The recent California drought presents an opportunity to study CO2 flux changes over time due to insufficient water uptake by plant life using remote sensing data. Three flux towers were used to create linear regressions between AVIRIS derived Net Ecosystem Exchange (NEE = PRI * NDVI * PAR) and tower measured CO2 flux in the San Joaquin Experimental Range. To estimate CO2 from NEE, two linear regressions were used based on time of day and season, with R2 values of 0.85 and 0.87 respectively. Per-pixel CO2 flux was estimated for AVIRIS flights flown in June 2013, 2014, and 2015, as well as September 2011 and October 2014. There was a significant decrease in post drought photosynthetic CO2 uptake over the 6,700 km2 studied, totaling 2,977 grams per minute less (15.9% decrease) from June 2013 to June 2014. Data from the 2015 HyspIRI flights suggest a continuation of this trend for June 2015. Pre-drought conditions over a 33 km2 area show that the photosynthetic CO2 uptake dropped from 74 mg per minute on September 24, 2011, to 35 mg per minute on October 6, 2014 (a 53% decrease). HyspIRI flight lines also include 434 km2 of the Rim Fire, an area that saw a decrease in CO2 uptake of 413 grams per minute (71.7% decrease from June 2013 to June 2014) from the burn alone. It is estimated that the entire Rim Fire (1,041 km2) has caused a total decrease in photosynthetic CO2 uptake totaling 988 grams less per minute from 2013 to 2014, with some recovery evident in 2015.

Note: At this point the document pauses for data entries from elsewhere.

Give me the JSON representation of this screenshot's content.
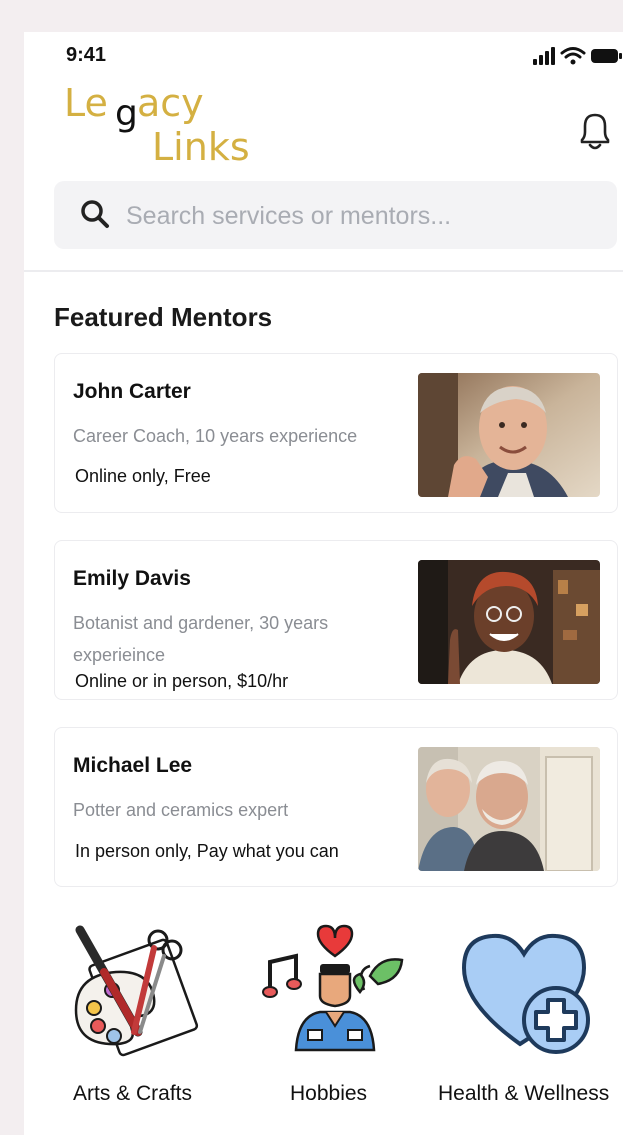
{
  "status": {
    "time": "9:41"
  },
  "header": {
    "logo_line1_start": "Le",
    "logo_glyph": "g",
    "logo_line1_end": "acy",
    "logo_line2": "Links",
    "brand_color": "#d4b042"
  },
  "search": {
    "placeholder": "Search services or mentors..."
  },
  "featured": {
    "title": "Featured Mentors",
    "mentors": [
      {
        "name": "John Carter",
        "description": "Career Coach, 10 years experience",
        "pricing": "Online only, Free"
      },
      {
        "name": "Emily Davis",
        "description": "Botanist and gardener, 30 years experieince",
        "pricing": "Online or in person, $10/hr"
      },
      {
        "name": "Michael Lee",
        "description": "Potter and ceramics expert",
        "pricing": "In person only, Pay what you can"
      }
    ]
  },
  "categories": [
    {
      "label": "Arts & Crafts",
      "icon": "palette-icon"
    },
    {
      "label": "Hobbies",
      "icon": "hobbies-icon"
    },
    {
      "label": "Health & Wellness",
      "icon": "health-heart-icon"
    }
  ]
}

Mazzi, J., Grigsby, S., Goulden, M., Ustin, S. (2015): Estimating CO2 Fluxes Pre and Post Drought Using Remote Sensing Data in the Sierra Nevada Range . B51H Scaling from Points to Pixels: Remote Sensing Estimates of Ecosystem Characteristics across Space and Time I Posters, presented at 2015 Fall Meeting, AGU, San Francisco, CA, 14-18 Dec..